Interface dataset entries
※ ※ ※

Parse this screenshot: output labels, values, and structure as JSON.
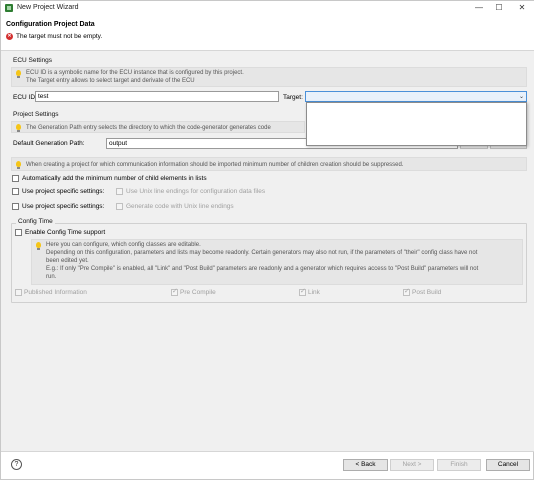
{
  "window": {
    "title": "New Project Wizard",
    "minimize": "—",
    "maximize": "☐",
    "close": "✕"
  },
  "header": {
    "title": "Configuration Project Data",
    "error_message": "The target must not be empty."
  },
  "ecu_settings": {
    "label": "ECU Settings",
    "info_line1": "ECU ID is a symbolic name for the ECU instance that is configured by this project.",
    "info_line2": "The Target entry allows to select target and derivate of the ECU",
    "ecu_id_label": "ECU ID:",
    "ecu_id_value": "test",
    "target_label": "Target:",
    "target_value": ""
  },
  "project_settings": {
    "label": "Project Settings",
    "info": "The Generation Path entry selects the directory to which the code-generator generates code",
    "gen_path_label": "Default Generation Path:",
    "gen_path_value": "output",
    "child_info": "When creating a project for which communication information should be imported minimum number of children creation should be suppressed.",
    "auto_add_label": "Automatically add the minimum number of child elements in lists",
    "use_specific_1": "Use project specific settings:",
    "unix_config_label": "Use Unix line endings for configuration data files",
    "use_specific_2": "Use project specific settings:",
    "unix_code_label": "Generate code with Unix line endings"
  },
  "config_time": {
    "label": "Config Time",
    "enable_label": "Enable Config Time support",
    "info_line1": "Here you can configure, which config classes are editable.",
    "info_line2": "Depending on this configuration, parameters and lists may become readonly. Certain generators may also not run, if the parameters of \"their\" config class have not",
    "info_line3": "been edited yet.",
    "info_line4": "E.g.: If only \"Pre Compile\" is enabled, all \"Link\" and \"Post Build\" parameters are readonly and a generator which requires access to \"Post Build\" parameters will not",
    "info_line5": "run.",
    "classes": [
      "Published Information",
      "Pre Compile",
      "Link",
      "Post Build"
    ]
  },
  "footer": {
    "help": "?",
    "back": "< Back",
    "next": "Next >",
    "finish": "Finish",
    "cancel": "Cancel"
  }
}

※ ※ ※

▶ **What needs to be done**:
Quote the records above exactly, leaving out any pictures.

▶ **Problem solution**:
Parse this screenshot: output labels, values, and structure as JSON.
{
  "window": {
    "title": "New Project Wizard",
    "minimize": "—",
    "maximize": "☐",
    "close": "✕"
  },
  "header": {
    "title": "Configuration Project Data",
    "error_message": "The target must not be empty."
  },
  "ecu_settings": {
    "label": "ECU Settings",
    "info_line1": "ECU ID is a symbolic name for the ECU instance that is configured by this project.",
    "info_line2": "The Target entry allows to select target and derivate of the ECU",
    "ecu_id_label": "ECU ID:",
    "ecu_id_value": "test",
    "target_label": "Target:",
    "target_value": ""
  },
  "project_settings": {
    "label": "Project Settings",
    "info": "The Generation Path entry selects the directory to which the code-generator generates code",
    "gen_path_label": "Default Generation Path:",
    "gen_path_value": "output",
    "child_info": "When creating a project for which communication information should be imported minimum number of children creation should be suppressed.",
    "auto_add_label": "Automatically add the minimum number of child elements in lists",
    "use_specific_1": "Use project specific settings:",
    "unix_config_label": "Use Unix line endings for configuration data files",
    "use_specific_2": "Use project specific settings:",
    "unix_code_label": "Generate code with Unix line endings"
  },
  "config_time": {
    "label": "Config Time",
    "enable_label": "Enable Config Time support",
    "info_line1": "Here you can configure, which config classes are editable.",
    "info_line2": "Depending on this configuration, parameters and lists may become readonly. Certain generators may also not run, if the parameters of \"their\" config class have not",
    "info_line3": "been edited yet.",
    "info_line4": "E.g.: If only \"Pre Compile\" is enabled, all \"Link\" and \"Post Build\" parameters are readonly and a generator which requires access to \"Post Build\" parameters will not",
    "info_line5": "run.",
    "classes": [
      "Published Information",
      "Pre Compile",
      "Link",
      "Post Build"
    ]
  },
  "footer": {
    "help": "?",
    "back": "< Back",
    "next": "Next >",
    "finish": "Finish",
    "cancel": "Cancel"
  }
}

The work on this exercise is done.